Nowhere did we see this more than in the Mobile market. Starting in February 2014 with VMWare’s acquisition of Airwatch for a staggering $1.54bn! Vendors competed to enhance their offerings towards more strategic mobile platforms through a number of partnerships and acquisitions. As the MDM market commoditised and these new platforms emerge, perhaps we’re starting to get a real sense of who is going to lead and drive this market in the future.
In that vein, here at Computacenter we have been embracing mobile with our Enterprise Mobility solution. We’ve experienced first-hand both the challenges of managing consumerisation, user expectation and integration of the mobile and non-mobile worlds, to capitalise on the opportunity to enhance the productivity and effectiveness of our mobile staff.
There were many acquisitions this year; Google acquired Nest (the home automation company), Facebook purchased WhatsApp and Apple bought Beats audio as just three examples of multi-billion dollar transactions in 2014. This signifies a battle amongst the biggest names in the industry to integrate, and ultimately dominate, our technology usage across our personal and professional lives.
We can’t fail to mention Microsoft – what a change in approach! In 2014 Office arrived on the iPad, the first major movement towards being a true multi-platform vendor in the future. Office 365 continues to develop significantly and the Enterprise Mobility offerings are maturing quickly – we expect many organisations to be looking seriously at Microsoft’s offerings in 2015!

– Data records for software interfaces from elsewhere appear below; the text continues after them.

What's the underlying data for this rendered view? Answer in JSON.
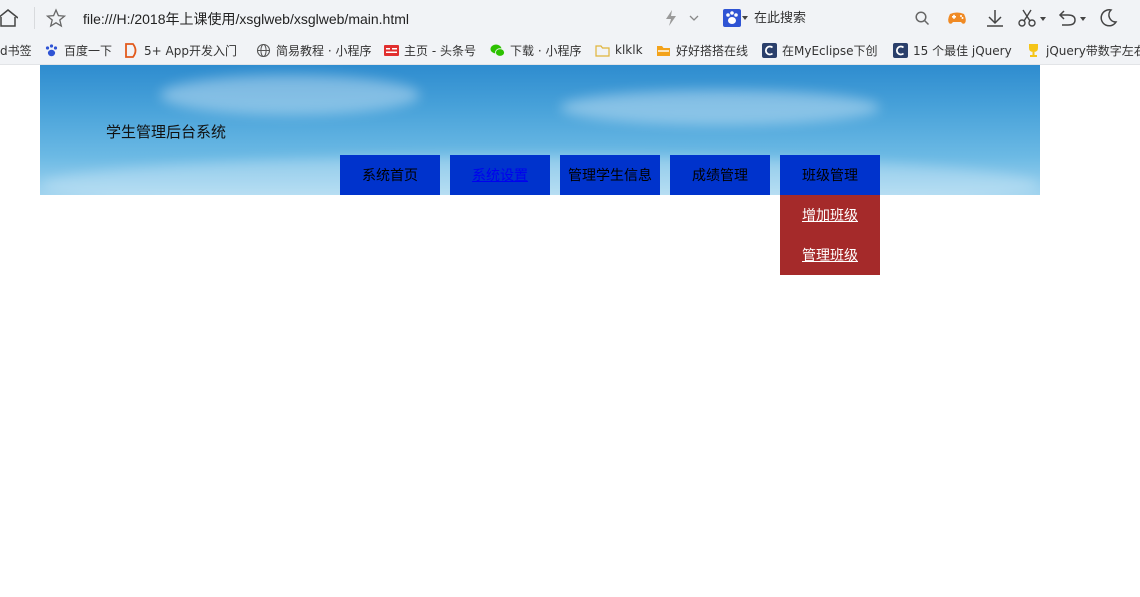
{
  "browser": {
    "url": "file:///H:/2018年上课使用/xsglweb/xsglweb/main.html",
    "search": {
      "placeholder": "在此搜索"
    },
    "icons": [
      "home-icon",
      "star-icon",
      "bolt-icon",
      "chevron-down-icon",
      "baidu-paw-icon",
      "search-icon",
      "game-icon",
      "download-icon",
      "scissors-icon",
      "undo-icon",
      "moon-icon"
    ]
  },
  "bookmarks": [
    {
      "label": "d书签",
      "icon": "none"
    },
    {
      "label": "百度一下",
      "icon": "baidu-paw-icon"
    },
    {
      "label": "5+ App开发入门",
      "icon": "dcloud-icon"
    },
    {
      "label": "简易教程 · 小程序",
      "icon": "globe-icon"
    },
    {
      "label": "主页 - 头条号",
      "icon": "toutiao-icon"
    },
    {
      "label": "下载 · 小程序",
      "icon": "wechat-icon"
    },
    {
      "label": "klklk",
      "icon": "folder-icon"
    },
    {
      "label": "好好搭搭在线",
      "icon": "folder-icon"
    },
    {
      "label": "在MyEclipse下创",
      "icon": "c-blog-icon"
    },
    {
      "label": "15 个最佳 jQuery",
      "icon": "c-blog-icon"
    },
    {
      "label": "jQuery带数字左右",
      "icon": "trophy-icon"
    }
  ],
  "page": {
    "site_title": "学生管理后台系统",
    "nav": [
      {
        "label": "系统首页"
      },
      {
        "label": "系统设置"
      },
      {
        "label": "管理学生信息"
      },
      {
        "label": "成绩管理"
      },
      {
        "label": "班级管理"
      }
    ],
    "dropdown": [
      {
        "label": "增加班级"
      },
      {
        "label": "管理班级"
      }
    ],
    "colors": {
      "nav_bg": "#0033cc",
      "dropdown_bg": "#a52a2a"
    }
  }
}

So that was 2014. What of 2015? With Windows 10 due to land next year, will it drive a major programme of upgrade across enterprise, or will organisations continue to focus on their mobile platforms and retain their Windows 7 estates? And what of wearables? In the year that we’ll see the Apple Watch arrive, and with other devices already available, do we expect any practical business application from these new types of endpoint?
There will many technology driven innovations, again, next year, but the biggest challenges I forsee are in managing the complex environment of multiple endpoint types and platforms. All these devices need to be managed efficiently and be enabled through content and application delivery frameworks that are platform independent.
The pace of change shows no sign of abating, so the major challenge is keeping up with the need to continually embrace the new world of IT, whilst integrating and managing the “legacy” solutions that still exist.